=== Section Start ===

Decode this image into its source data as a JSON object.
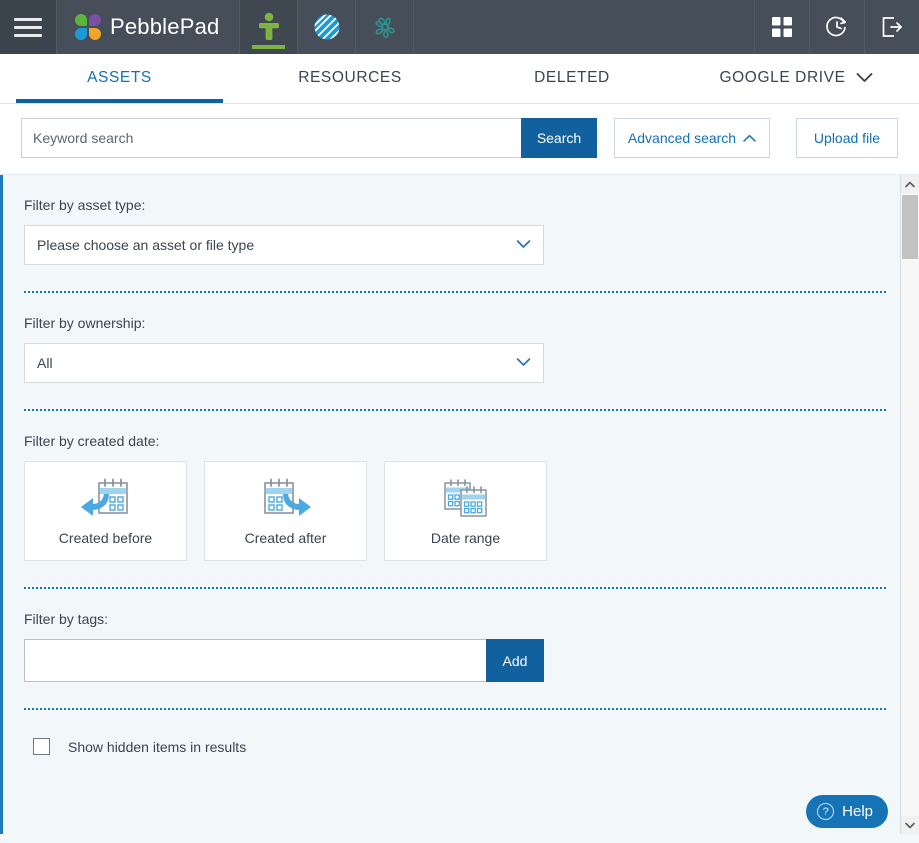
{
  "header": {
    "menu_icon": "hamburger-menu-icon",
    "brand_name": "PebblePad",
    "brand_logo_icon": "pebblepad-flower-logo-icon",
    "app_icons": [
      {
        "name": "pebble-person-icon",
        "active": true
      },
      {
        "name": "striped-circle-icon",
        "active": false
      },
      {
        "name": "teal-flower-icon",
        "active": false
      }
    ],
    "right_icons": [
      {
        "name": "apps-grid-icon"
      },
      {
        "name": "recent-history-clock-icon"
      },
      {
        "name": "logout-icon"
      }
    ]
  },
  "tabs": [
    {
      "label": "ASSETS",
      "active": true
    },
    {
      "label": "RESOURCES",
      "active": false
    },
    {
      "label": "DELETED",
      "active": false
    },
    {
      "label": "GOOGLE DRIVE",
      "active": false,
      "has_chevron": true
    }
  ],
  "search": {
    "placeholder": "Keyword search",
    "value": "",
    "search_label": "Search",
    "advanced_label": "Advanced search",
    "advanced_chevron": "chevron-up-icon",
    "upload_label": "Upload file"
  },
  "filters": {
    "asset_type": {
      "label": "Filter by asset type:",
      "selected": "Please choose an asset or file type"
    },
    "ownership": {
      "label": "Filter by ownership:",
      "selected": "All"
    },
    "created_date": {
      "label": "Filter by created date:",
      "cards": [
        {
          "label": "Created before",
          "icon": "calendar-back-arrow-icon"
        },
        {
          "label": "Created after",
          "icon": "calendar-forward-arrow-icon"
        },
        {
          "label": "Date range",
          "icon": "two-calendars-icon"
        }
      ]
    },
    "tags": {
      "label": "Filter by tags:",
      "value": "",
      "add_label": "Add"
    },
    "hidden_items": {
      "label": "Show hidden items in results",
      "checked": false
    }
  },
  "help": {
    "label": "Help",
    "icon": "question-mark-icon"
  },
  "colors": {
    "header_bg": "#464f59",
    "accent_blue": "#11619e",
    "link_blue": "#1070b8",
    "page_bg": "#f2f8fa",
    "active_green": "#7cb342"
  }
}
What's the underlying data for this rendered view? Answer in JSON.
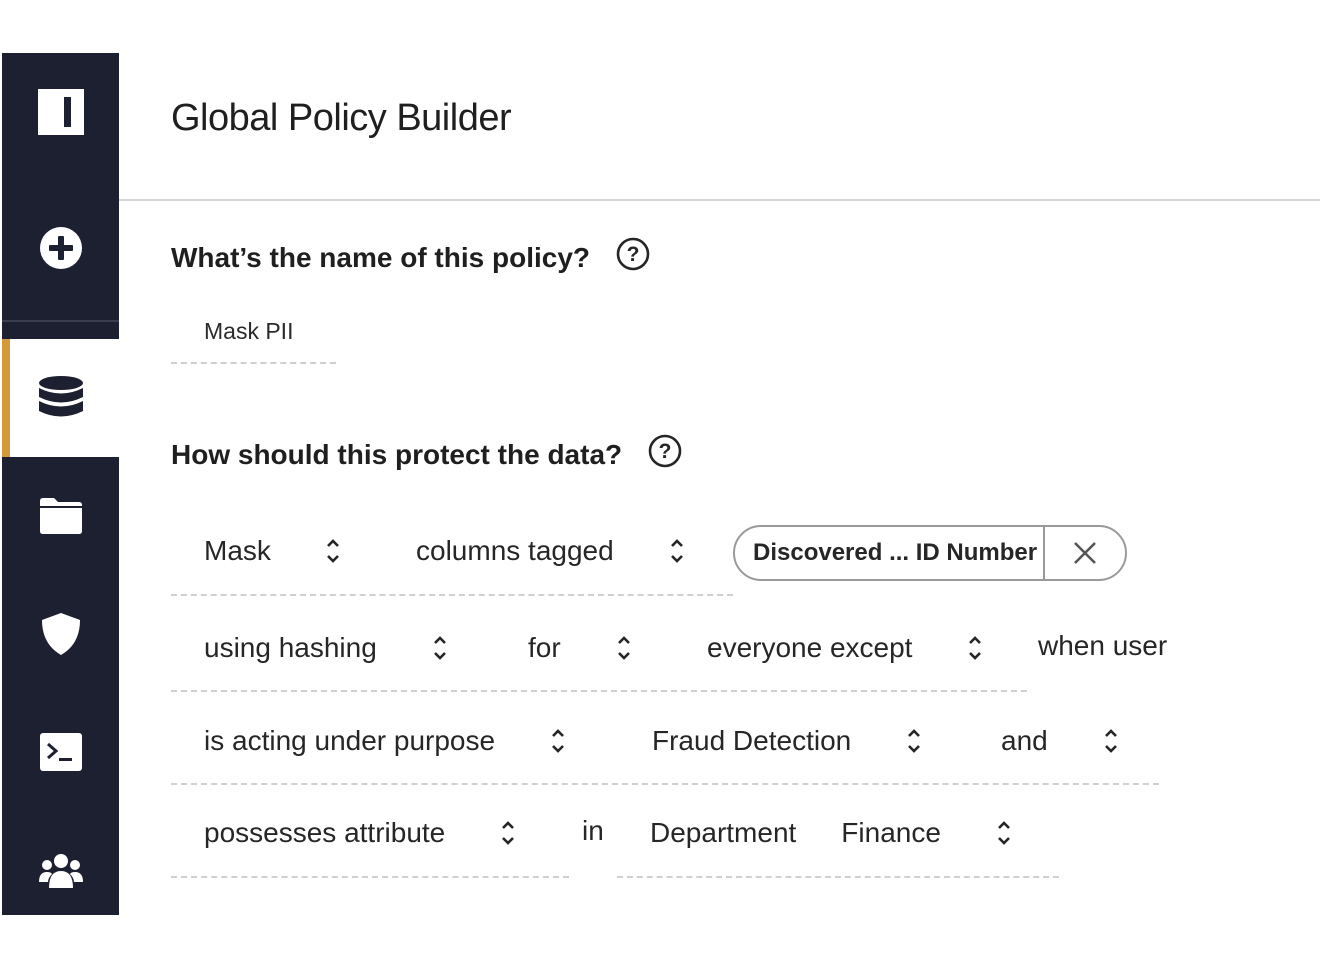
{
  "page": {
    "title": "Global Policy Builder"
  },
  "sidebar": {
    "items": [
      {
        "name": "logo",
        "icon": "logo-icon"
      },
      {
        "name": "add",
        "icon": "plus-circle-icon"
      },
      {
        "name": "data-sources",
        "icon": "database-icon",
        "active": true
      },
      {
        "name": "projects",
        "icon": "folder-icon"
      },
      {
        "name": "policies",
        "icon": "shield-icon"
      },
      {
        "name": "query-editor",
        "icon": "terminal-icon"
      },
      {
        "name": "people",
        "icon": "users-icon"
      }
    ],
    "bg_color": "#1d2030",
    "active_accent": "#d39a3b"
  },
  "policy_name": {
    "question": "What’s the name of this policy?",
    "value": "Mask PII"
  },
  "protection": {
    "question": "How should this protect the data?",
    "rows": {
      "row1": {
        "action": "Mask",
        "target": "columns tagged",
        "tag_chip": "Discovered ... ID Number"
      },
      "row2": {
        "method": "using hashing",
        "for": "for",
        "scope": "everyone except",
        "condition_text": "when user"
      },
      "row3": {
        "condition": "is acting under purpose",
        "purpose": "Fraud Detection",
        "conjunction": "and"
      },
      "row4": {
        "condition": "possesses attribute",
        "in_text": "in",
        "attribute_key": "Department",
        "attribute_value": "Finance"
      }
    }
  }
}
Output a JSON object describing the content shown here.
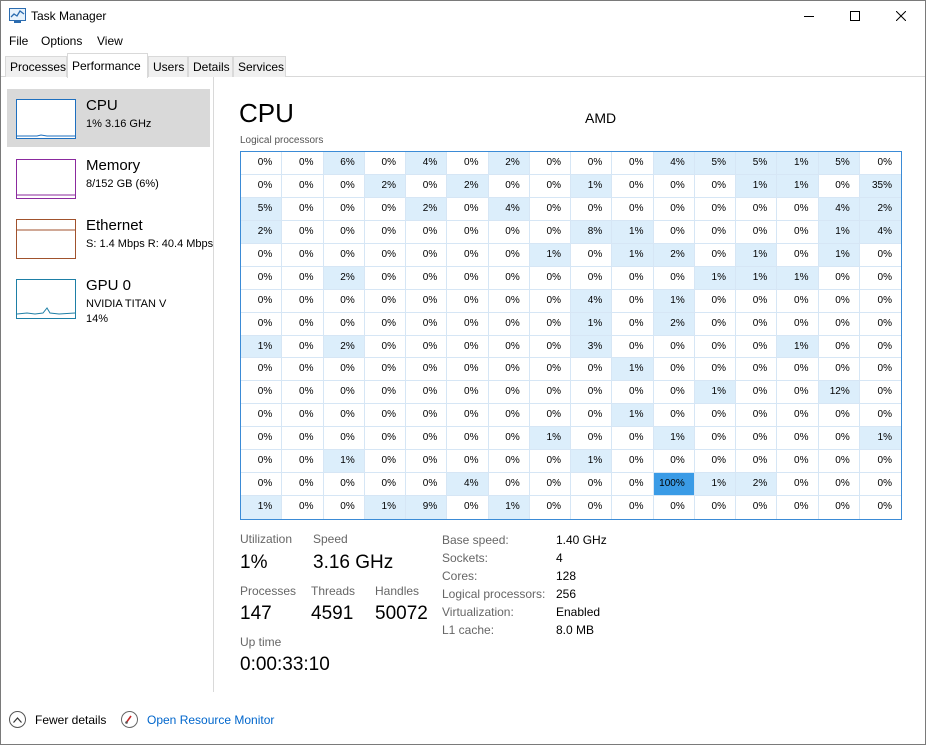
{
  "window": {
    "title": "Task Manager"
  },
  "menu": [
    "File",
    "Options",
    "View"
  ],
  "tabs": [
    "Processes",
    "Performance",
    "Users",
    "Details",
    "Services"
  ],
  "sidebar": {
    "items": [
      {
        "title": "CPU",
        "sub": "1% 3.16 GHz",
        "sub2": "",
        "color": "#1e6fbf"
      },
      {
        "title": "Memory",
        "sub": "8/152 GB (6%)",
        "sub2": "",
        "color": "#8b2a9e"
      },
      {
        "title": "Ethernet",
        "sub": "S: 1.4 Mbps R: 40.4 Mbps",
        "sub2": "",
        "color": "#a0522d"
      },
      {
        "title": "GPU 0",
        "sub": "NVIDIA TITAN V",
        "sub2": "14%",
        "color": "#1e7fa6"
      }
    ]
  },
  "main": {
    "title": "CPU",
    "cpu_name": "AMD",
    "grid_label": "Logical processors",
    "grid": [
      [
        "0%",
        "0%",
        "6%",
        "0%",
        "4%",
        "0%",
        "2%",
        "0%",
        "0%",
        "0%",
        "4%",
        "5%",
        "5%",
        "1%",
        "5%",
        "0%"
      ],
      [
        "0%",
        "0%",
        "0%",
        "2%",
        "0%",
        "2%",
        "0%",
        "0%",
        "1%",
        "0%",
        "0%",
        "0%",
        "1%",
        "1%",
        "0%",
        "35%"
      ],
      [
        "5%",
        "0%",
        "0%",
        "0%",
        "2%",
        "0%",
        "4%",
        "0%",
        "0%",
        "0%",
        "0%",
        "0%",
        "0%",
        "0%",
        "4%",
        "2%"
      ],
      [
        "2%",
        "0%",
        "0%",
        "0%",
        "0%",
        "0%",
        "0%",
        "0%",
        "8%",
        "1%",
        "0%",
        "0%",
        "0%",
        "0%",
        "1%",
        "4%"
      ],
      [
        "0%",
        "0%",
        "0%",
        "0%",
        "0%",
        "0%",
        "0%",
        "1%",
        "0%",
        "1%",
        "2%",
        "0%",
        "1%",
        "0%",
        "1%",
        "0%"
      ],
      [
        "0%",
        "0%",
        "2%",
        "0%",
        "0%",
        "0%",
        "0%",
        "0%",
        "0%",
        "0%",
        "0%",
        "1%",
        "1%",
        "1%",
        "0%",
        "0%"
      ],
      [
        "0%",
        "0%",
        "0%",
        "0%",
        "0%",
        "0%",
        "0%",
        "0%",
        "4%",
        "0%",
        "1%",
        "0%",
        "0%",
        "0%",
        "0%",
        "0%"
      ],
      [
        "0%",
        "0%",
        "0%",
        "0%",
        "0%",
        "0%",
        "0%",
        "0%",
        "1%",
        "0%",
        "2%",
        "0%",
        "0%",
        "0%",
        "0%",
        "0%"
      ],
      [
        "1%",
        "0%",
        "2%",
        "0%",
        "0%",
        "0%",
        "0%",
        "0%",
        "3%",
        "0%",
        "0%",
        "0%",
        "0%",
        "1%",
        "0%",
        "0%"
      ],
      [
        "0%",
        "0%",
        "0%",
        "0%",
        "0%",
        "0%",
        "0%",
        "0%",
        "0%",
        "1%",
        "0%",
        "0%",
        "0%",
        "0%",
        "0%",
        "0%"
      ],
      [
        "0%",
        "0%",
        "0%",
        "0%",
        "0%",
        "0%",
        "0%",
        "0%",
        "0%",
        "0%",
        "0%",
        "1%",
        "0%",
        "0%",
        "12%",
        "0%"
      ],
      [
        "0%",
        "0%",
        "0%",
        "0%",
        "0%",
        "0%",
        "0%",
        "0%",
        "0%",
        "1%",
        "0%",
        "0%",
        "0%",
        "0%",
        "0%",
        "0%"
      ],
      [
        "0%",
        "0%",
        "0%",
        "0%",
        "0%",
        "0%",
        "0%",
        "1%",
        "0%",
        "0%",
        "1%",
        "0%",
        "0%",
        "0%",
        "0%",
        "1%"
      ],
      [
        "0%",
        "0%",
        "1%",
        "0%",
        "0%",
        "0%",
        "0%",
        "0%",
        "1%",
        "0%",
        "0%",
        "0%",
        "0%",
        "0%",
        "0%",
        "0%"
      ],
      [
        "0%",
        "0%",
        "0%",
        "0%",
        "0%",
        "4%",
        "0%",
        "0%",
        "0%",
        "0%",
        "100%",
        "1%",
        "2%",
        "0%",
        "0%",
        "0%"
      ],
      [
        "1%",
        "0%",
        "0%",
        "1%",
        "9%",
        "0%",
        "1%",
        "0%",
        "0%",
        "0%",
        "0%",
        "0%",
        "0%",
        "0%",
        "0%",
        "0%"
      ]
    ],
    "stats": {
      "utilization_label": "Utilization",
      "utilization": "1%",
      "speed_label": "Speed",
      "speed": "3.16 GHz",
      "processes_label": "Processes",
      "processes": "147",
      "threads_label": "Threads",
      "threads": "4591",
      "handles_label": "Handles",
      "handles": "50072",
      "uptime_label": "Up time",
      "uptime": "0:00:33:10"
    },
    "specs": [
      {
        "key": "Base speed:",
        "value": "1.40 GHz"
      },
      {
        "key": "Sockets:",
        "value": "4"
      },
      {
        "key": "Cores:",
        "value": "128"
      },
      {
        "key": "Logical processors:",
        "value": "256"
      },
      {
        "key": "Virtualization:",
        "value": "Enabled"
      },
      {
        "key": "L1 cache:",
        "value": "8.0 MB"
      }
    ]
  },
  "footer": {
    "fewer": "Fewer details",
    "monitor": "Open Resource Monitor"
  },
  "colors": {
    "accent": "#1e6fbf",
    "light_cell": "#dceefb",
    "mid_cell": "#c6e2f8",
    "hot_cell": "#3a9be6"
  }
}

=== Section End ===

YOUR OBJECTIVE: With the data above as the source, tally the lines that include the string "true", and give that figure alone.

WRITTEN RESPONSE: 4